Once certain she was alone, Jane opened her hand up to stare at the mark on her palm. With the return of her normal, non-magical vision, the mark no longer glowed. It was black, barely visible in the dying light.
“What are you?” she whispered into the darkness.
Laughter whispered across her senses; she had the strangest sense that a presence brushed against the back of her mind. Jane whipped around, but there was nobody there.
“Show yourself,” Jane said. “Stop playing games.”
The whisper came slowly, as though from a great distance, crawling into her mind like a spider. It was the same voice she had heard in the tunnels.
“Do you want to know… who magicked Kir?”
“Gold…” Jane said. “It was someone with gold magic—was it you?”
Again, that laughter, a chuckle Jane knew was not Divna, not Sidor, not any god she’d ever dealt with. “Oh, no… no, not me—I’m just an innocent bystander…”
Had Jane not been almost out of her mind with terror, she might have snorted. Innocent was probably the last word she would have applied to this voice in the darkness.
“You’re smart,” the voice whispered, almost a caress. “I think you can piece it together…”
“Shhh, stop being obstinate… Who else’s magic burns with its goldness?”
Chills swept across her spine. Memories flickered across her mind: the whispers of gold as Divna had materialized in the tower… Avdotya’s sparkling yellow… Sidor, nearly blinding her with his radiance…
The voice chuckled against her ear.
“Which goddess needed Dalnushka to fall? Which goddess’ whole godstest depended on a traitor in Sengilach castle?”
Jane jumped as though she’d been stung. Stifling a scream, she whipped around.
Drazan stood behind her, concern scrawled across his features. “You all right?” he said.
“Um, yeah.” She tucked her fisted hand behind her back. “Sorry, just a little on edge what with all the—you know.”
“Dead mages? Sudok attacks? Impending godstests? Foreign princesses threatening to chop fingers off of random citizens?”
“Yes, all of those,” said Jane distractedly. “Fingers, godstests, you name it.”
Drazan’s expression softened.
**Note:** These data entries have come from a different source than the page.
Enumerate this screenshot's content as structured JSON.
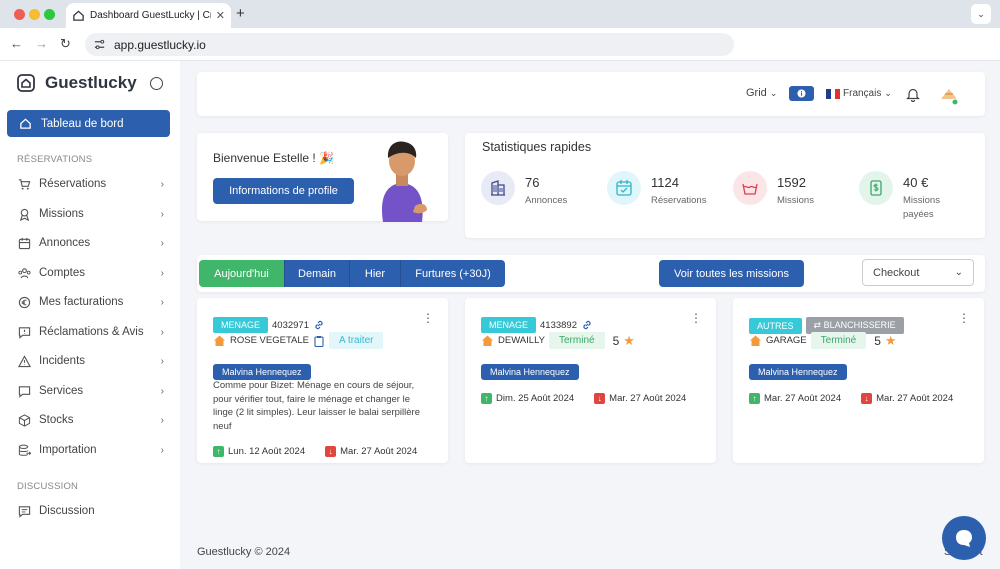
{
  "browser": {
    "tab_title": "Dashboard GuestLucky | Crea",
    "url": "app.guestlucky.io"
  },
  "sidebar": {
    "brand": "Guestlucky",
    "active": "Tableau de bord",
    "section_reservations": "RÉSERVATIONS",
    "items": [
      "Réservations",
      "Missions",
      "Annonces",
      "Comptes",
      "Mes facturations",
      "Réclamations & Avis",
      "Incidents",
      "Services",
      "Stocks",
      "Importation"
    ],
    "section_discussion": "DISCUSSION",
    "discussion": "Discussion"
  },
  "topbar": {
    "grid_label": "Grid",
    "language": "Français"
  },
  "welcome": {
    "greeting": "Bienvenue Estelle ! 🎉",
    "profile_button": "Informations de profile"
  },
  "stats": {
    "title": "Statistiques rapides",
    "items": [
      {
        "value": "76",
        "label": "Annonces"
      },
      {
        "value": "1124",
        "label": "Réservations"
      },
      {
        "value": "1592",
        "label": "Missions"
      },
      {
        "value": "40 €",
        "label": "Missions payées"
      }
    ]
  },
  "filters": {
    "tabs": [
      "Aujourd'hui",
      "Demain",
      "Hier",
      "Furtures (+30J)"
    ],
    "all_button": "Voir toutes les missions",
    "select_value": "Checkout"
  },
  "missions": [
    {
      "type": "MENAGE",
      "id": "4032971",
      "property": "ROSE VEGETALE",
      "status": "A traiter",
      "assignee": "Malvina Hennequez",
      "note": "Comme pour Bizet: Ménage en cours de séjour, pour vérifier tout, faire le ménage et changer le linge (2 lit simples). Leur laisser le balai serpillère neuf",
      "start": "Lun. 12 Août 2024",
      "end": "Mar. 27 Août 2024"
    },
    {
      "type": "MENAGE",
      "id": "4133892",
      "property": "DEWAILLY",
      "status": "Terminé",
      "rating": "5",
      "assignee": "Malvina Hennequez",
      "start": "Dim. 25 Août 2024",
      "end": "Mar. 27 Août 2024"
    },
    {
      "type": "AUTRES",
      "subtype": "BLANCHISSERIE",
      "property": "GARAGE",
      "status": "Terminé",
      "rating": "5",
      "assignee": "Malvina Hennequez",
      "start": "Mar. 27 Août 2024",
      "end": "Mar. 27 Août 2024"
    }
  ],
  "footer": {
    "copyright": "Guestlucky © 2024",
    "support": "Support"
  },
  "colors": {
    "primary": "#2c5fad",
    "success": "#3fb66a",
    "cyan": "#36c9d8"
  }
}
He patted her shoulder, then coughed and said awkwardly, “If you ever need to get shit off your chest, I’m no Casimir, but I certainly won’t bite your head off like Olesya. You’ve got a lot going on.”
You don’t know the half of it. Jane clutched her fisted hand tighter under her cloak, fighting the urge to laugh hysterically. A part of her wanted to tell Drazan about everything—about the voice, about Kir, about the gods. But what would it do, in the end? Sidor had made it very clear through his little display in the tent a few days ago: mortal magic was nothing against the power of a god…
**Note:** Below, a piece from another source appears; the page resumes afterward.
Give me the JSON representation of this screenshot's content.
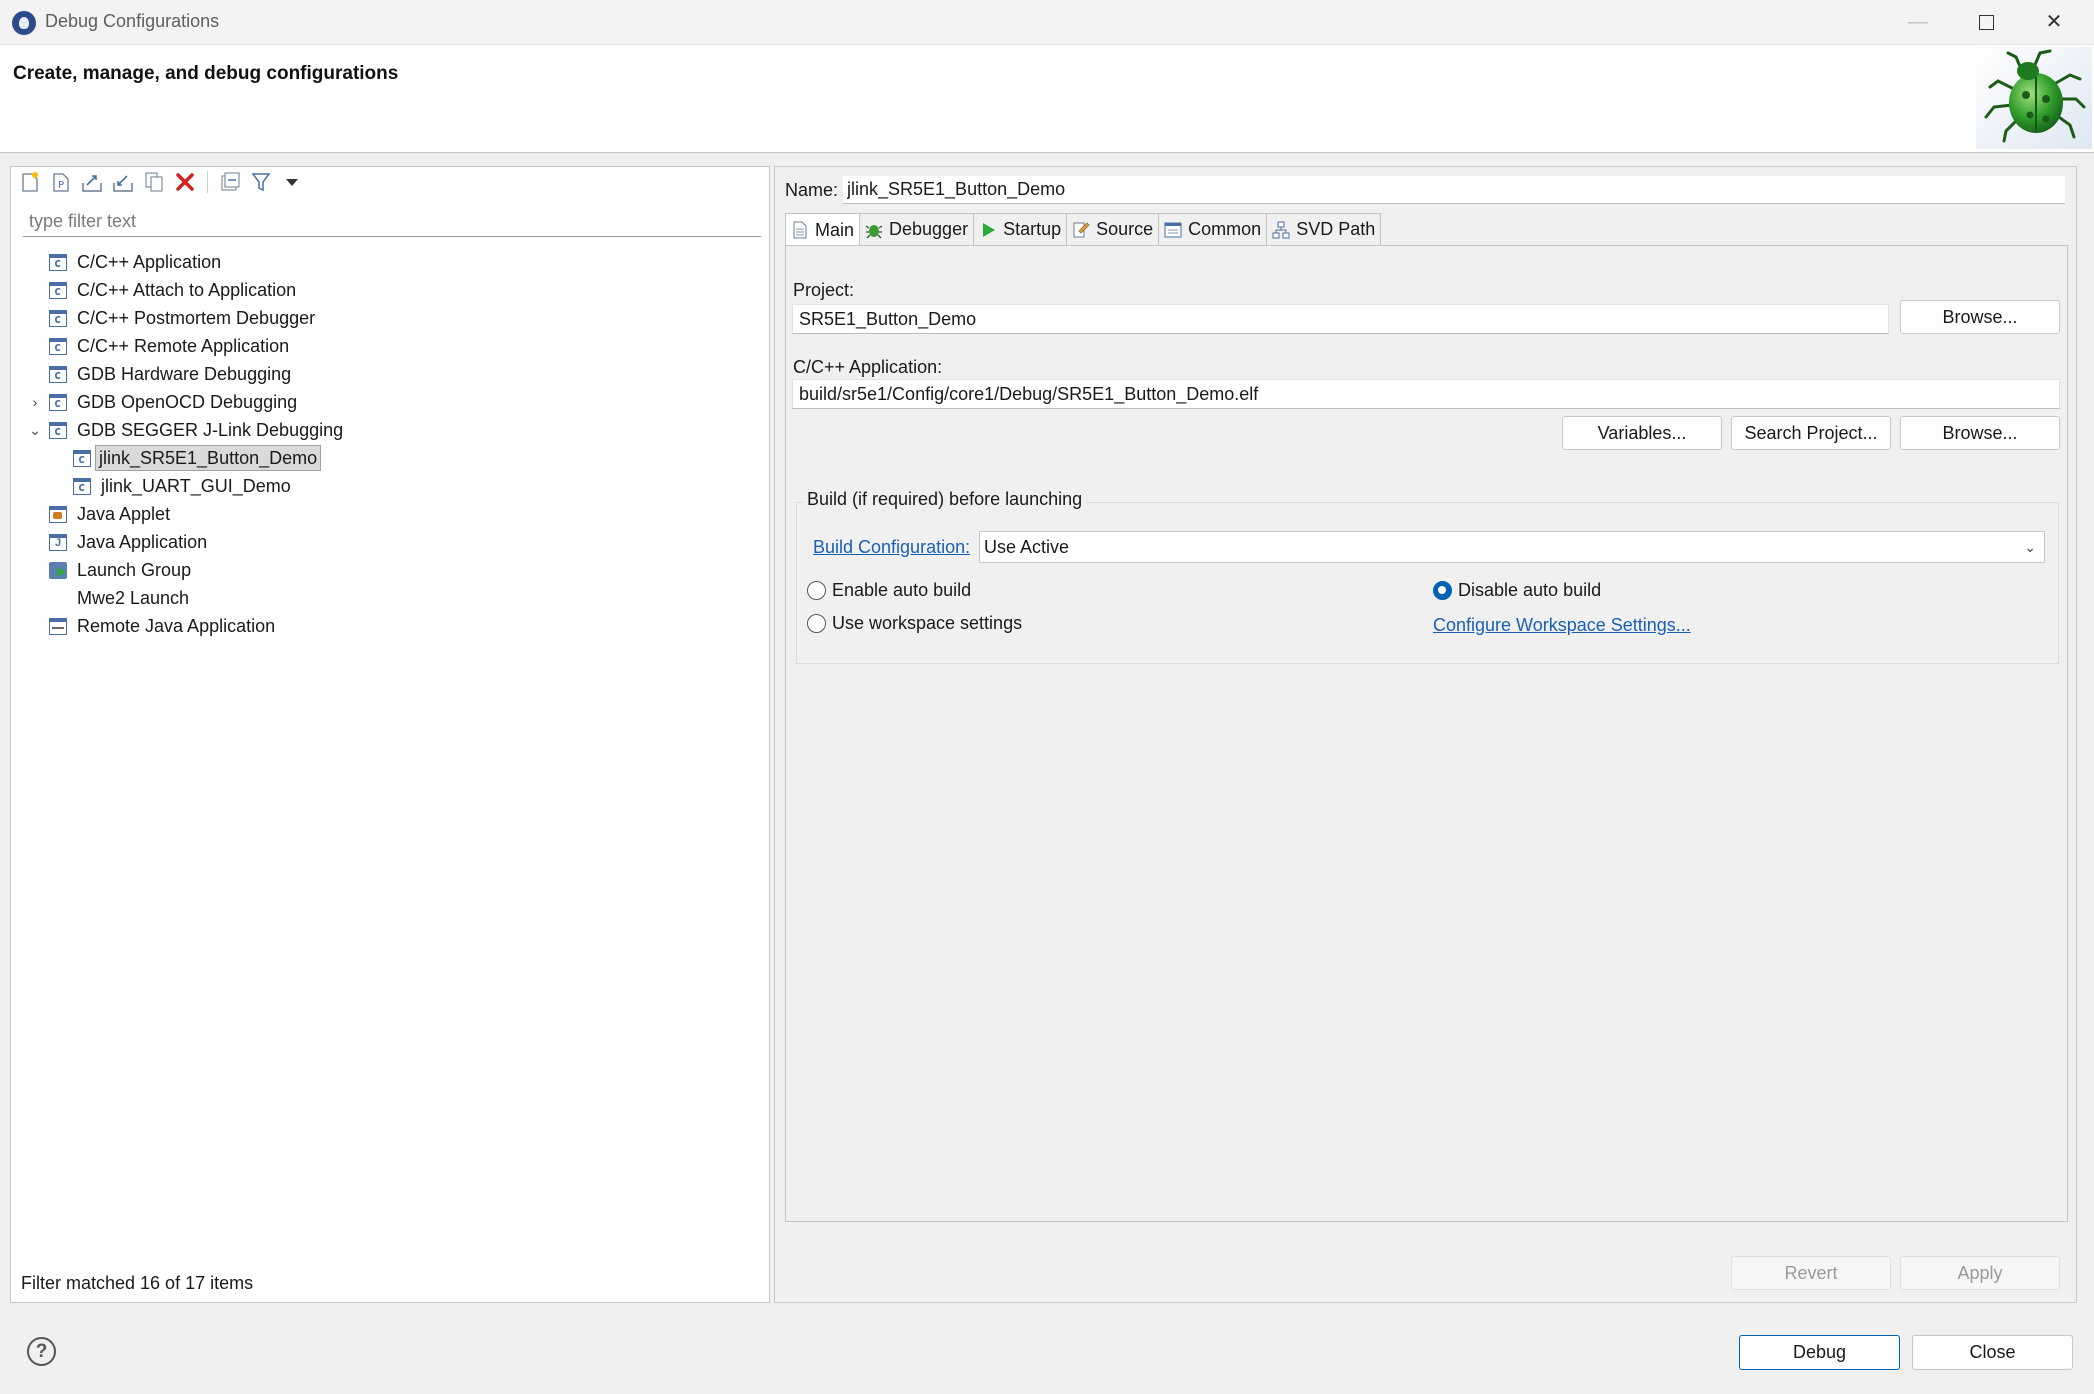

“In other news,” said Drazan into the silence that followed, “it might please you to learn that a Rider just arrived from the capitol. She brought some letters. One of them is from your brother.”
For a moment, Jane forgot about the creepy voice and the mark on her hand. She leapt forward and snatched the letter from Drazan with shaking hands. She was so preoccupied with opening it, that she barely registered Drazan’s departure.
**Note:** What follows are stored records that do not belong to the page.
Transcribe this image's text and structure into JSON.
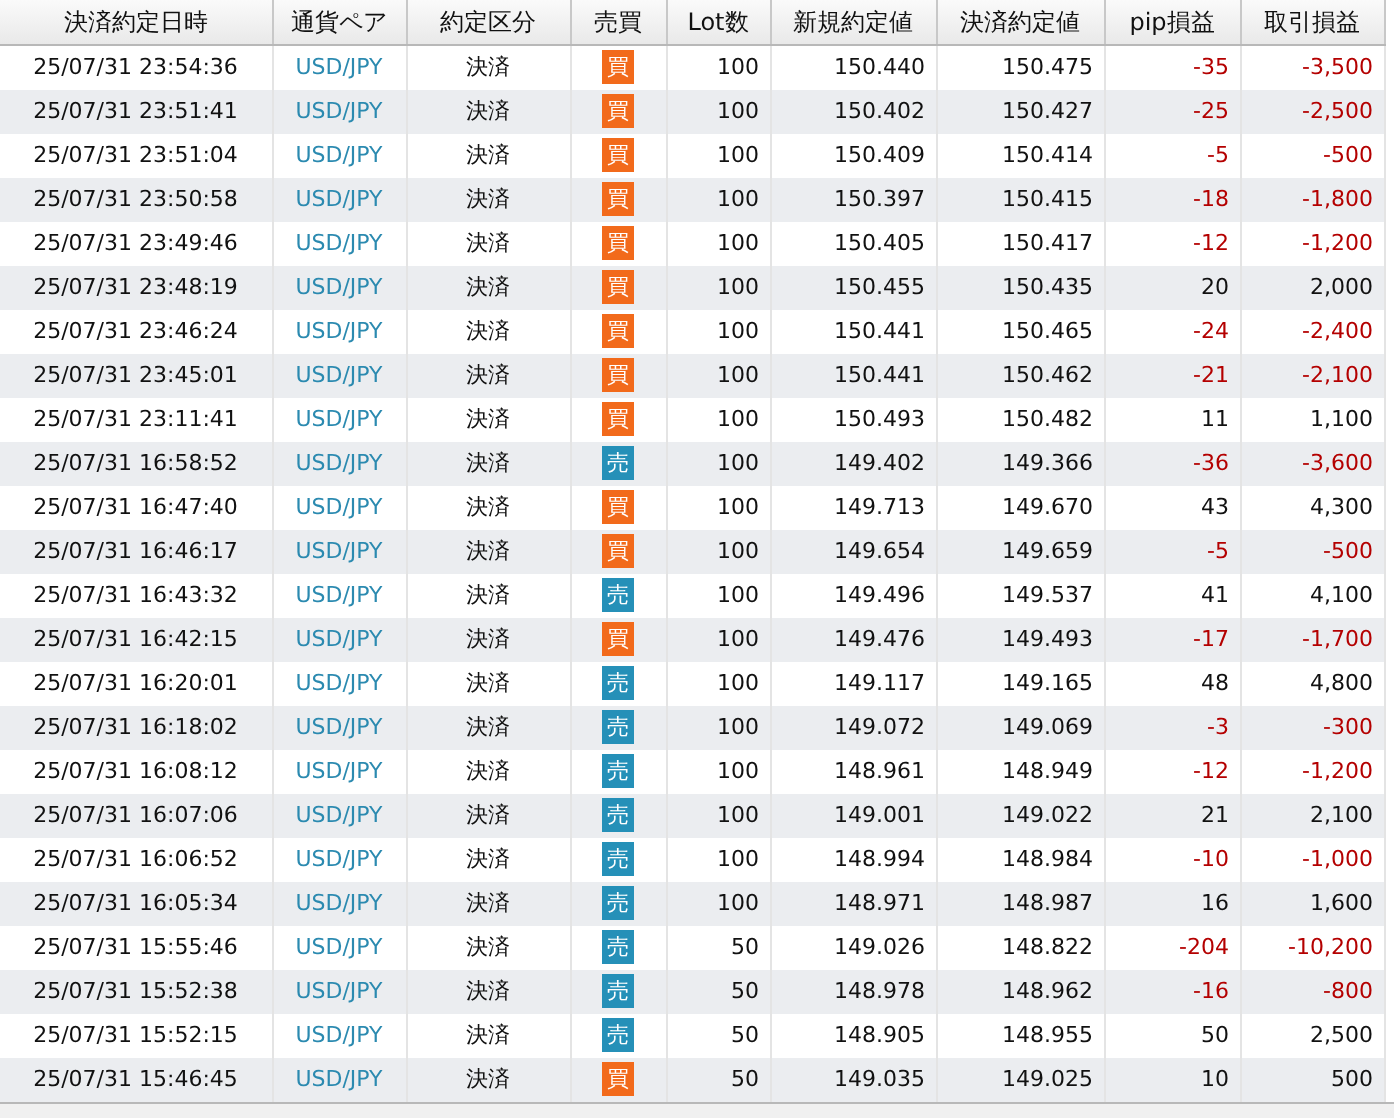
{
  "table": {
    "columns": [
      "決済約定日時",
      "通貨ペア",
      "約定区分",
      "売買",
      "Lot数",
      "新規約定値",
      "決済約定値",
      "pip損益",
      "取引損益"
    ],
    "rows": [
      {
        "datetime": "25/07/31 23:54:36",
        "pair": "USD/JPY",
        "type": "決済",
        "side": "買",
        "kind": "buy",
        "lots": "100",
        "open": "150.440",
        "close": "150.475",
        "pips": "-35",
        "profit": "-3,500",
        "loss": true
      },
      {
        "datetime": "25/07/31 23:51:41",
        "pair": "USD/JPY",
        "type": "決済",
        "side": "買",
        "kind": "buy",
        "lots": "100",
        "open": "150.402",
        "close": "150.427",
        "pips": "-25",
        "profit": "-2,500",
        "loss": true
      },
      {
        "datetime": "25/07/31 23:51:04",
        "pair": "USD/JPY",
        "type": "決済",
        "side": "買",
        "kind": "buy",
        "lots": "100",
        "open": "150.409",
        "close": "150.414",
        "pips": "-5",
        "profit": "-500",
        "loss": true
      },
      {
        "datetime": "25/07/31 23:50:58",
        "pair": "USD/JPY",
        "type": "決済",
        "side": "買",
        "kind": "buy",
        "lots": "100",
        "open": "150.397",
        "close": "150.415",
        "pips": "-18",
        "profit": "-1,800",
        "loss": true
      },
      {
        "datetime": "25/07/31 23:49:46",
        "pair": "USD/JPY",
        "type": "決済",
        "side": "買",
        "kind": "buy",
        "lots": "100",
        "open": "150.405",
        "close": "150.417",
        "pips": "-12",
        "profit": "-1,200",
        "loss": true
      },
      {
        "datetime": "25/07/31 23:48:19",
        "pair": "USD/JPY",
        "type": "決済",
        "side": "買",
        "kind": "buy",
        "lots": "100",
        "open": "150.455",
        "close": "150.435",
        "pips": "20",
        "profit": "2,000",
        "loss": false
      },
      {
        "datetime": "25/07/31 23:46:24",
        "pair": "USD/JPY",
        "type": "決済",
        "side": "買",
        "kind": "buy",
        "lots": "100",
        "open": "150.441",
        "close": "150.465",
        "pips": "-24",
        "profit": "-2,400",
        "loss": true
      },
      {
        "datetime": "25/07/31 23:45:01",
        "pair": "USD/JPY",
        "type": "決済",
        "side": "買",
        "kind": "buy",
        "lots": "100",
        "open": "150.441",
        "close": "150.462",
        "pips": "-21",
        "profit": "-2,100",
        "loss": true
      },
      {
        "datetime": "25/07/31 23:11:41",
        "pair": "USD/JPY",
        "type": "決済",
        "side": "買",
        "kind": "buy",
        "lots": "100",
        "open": "150.493",
        "close": "150.482",
        "pips": "11",
        "profit": "1,100",
        "loss": false
      },
      {
        "datetime": "25/07/31 16:58:52",
        "pair": "USD/JPY",
        "type": "決済",
        "side": "売",
        "kind": "sell",
        "lots": "100",
        "open": "149.402",
        "close": "149.366",
        "pips": "-36",
        "profit": "-3,600",
        "loss": true
      },
      {
        "datetime": "25/07/31 16:47:40",
        "pair": "USD/JPY",
        "type": "決済",
        "side": "買",
        "kind": "buy",
        "lots": "100",
        "open": "149.713",
        "close": "149.670",
        "pips": "43",
        "profit": "4,300",
        "loss": false
      },
      {
        "datetime": "25/07/31 16:46:17",
        "pair": "USD/JPY",
        "type": "決済",
        "side": "買",
        "kind": "buy",
        "lots": "100",
        "open": "149.654",
        "close": "149.659",
        "pips": "-5",
        "profit": "-500",
        "loss": true
      },
      {
        "datetime": "25/07/31 16:43:32",
        "pair": "USD/JPY",
        "type": "決済",
        "side": "売",
        "kind": "sell",
        "lots": "100",
        "open": "149.496",
        "close": "149.537",
        "pips": "41",
        "profit": "4,100",
        "loss": false
      },
      {
        "datetime": "25/07/31 16:42:15",
        "pair": "USD/JPY",
        "type": "決済",
        "side": "買",
        "kind": "buy",
        "lots": "100",
        "open": "149.476",
        "close": "149.493",
        "pips": "-17",
        "profit": "-1,700",
        "loss": true
      },
      {
        "datetime": "25/07/31 16:20:01",
        "pair": "USD/JPY",
        "type": "決済",
        "side": "売",
        "kind": "sell",
        "lots": "100",
        "open": "149.117",
        "close": "149.165",
        "pips": "48",
        "profit": "4,800",
        "loss": false
      },
      {
        "datetime": "25/07/31 16:18:02",
        "pair": "USD/JPY",
        "type": "決済",
        "side": "売",
        "kind": "sell",
        "lots": "100",
        "open": "149.072",
        "close": "149.069",
        "pips": "-3",
        "profit": "-300",
        "loss": true
      },
      {
        "datetime": "25/07/31 16:08:12",
        "pair": "USD/JPY",
        "type": "決済",
        "side": "売",
        "kind": "sell",
        "lots": "100",
        "open": "148.961",
        "close": "148.949",
        "pips": "-12",
        "profit": "-1,200",
        "loss": true
      },
      {
        "datetime": "25/07/31 16:07:06",
        "pair": "USD/JPY",
        "type": "決済",
        "side": "売",
        "kind": "sell",
        "lots": "100",
        "open": "149.001",
        "close": "149.022",
        "pips": "21",
        "profit": "2,100",
        "loss": false
      },
      {
        "datetime": "25/07/31 16:06:52",
        "pair": "USD/JPY",
        "type": "決済",
        "side": "売",
        "kind": "sell",
        "lots": "100",
        "open": "148.994",
        "close": "148.984",
        "pips": "-10",
        "profit": "-1,000",
        "loss": true
      },
      {
        "datetime": "25/07/31 16:05:34",
        "pair": "USD/JPY",
        "type": "決済",
        "side": "売",
        "kind": "sell",
        "lots": "100",
        "open": "148.971",
        "close": "148.987",
        "pips": "16",
        "profit": "1,600",
        "loss": false
      },
      {
        "datetime": "25/07/31 15:55:46",
        "pair": "USD/JPY",
        "type": "決済",
        "side": "売",
        "kind": "sell",
        "lots": "50",
        "open": "149.026",
        "close": "148.822",
        "pips": "-204",
        "profit": "-10,200",
        "loss": true
      },
      {
        "datetime": "25/07/31 15:52:38",
        "pair": "USD/JPY",
        "type": "決済",
        "side": "売",
        "kind": "sell",
        "lots": "50",
        "open": "148.978",
        "close": "148.962",
        "pips": "-16",
        "profit": "-800",
        "loss": true
      },
      {
        "datetime": "25/07/31 15:52:15",
        "pair": "USD/JPY",
        "type": "決済",
        "side": "売",
        "kind": "sell",
        "lots": "50",
        "open": "148.905",
        "close": "148.955",
        "pips": "50",
        "profit": "2,500",
        "loss": false
      },
      {
        "datetime": "25/07/31 15:46:45",
        "pair": "USD/JPY",
        "type": "決済",
        "side": "買",
        "kind": "buy",
        "lots": "50",
        "open": "149.035",
        "close": "149.025",
        "pips": "10",
        "profit": "500",
        "loss": false
      }
    ]
  }
}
The letter was brief, written in a messy, almost illegible script. It said simply:
Can’t write much. Hand in bandages. Beware the pool; it targets your weaknesses. Beware of Sidor and his motives. Wait for me before you write in the Book of Truths. DON’T write in the B.o.T. until I get there. Many things to discuss. Phillip.
Jane frowned down at the letter, as though the words might give her some insight into her brother’s mind. But no matter how long she stared at the message, she couldn’t figure out if her brother was angry, defeated, or simply sad.
“Of course I wasn’t going to write in the Book of Truths before talking to Phillip,” she muttered. “If I even get to write in the Book of Truths at all. Will he—would he want to come home with me, if I managed to pass my godstests?”
“You’ll never get home at all,” the voice whispered. “Not if Sidor gets his way…”
For the second time that evening, Jane jumped.
Then, with a half-angry, half-terrified glance at her hand, she folded the letter from Phillip, shoved it into her pocket, and hurried back inside the temple at a run.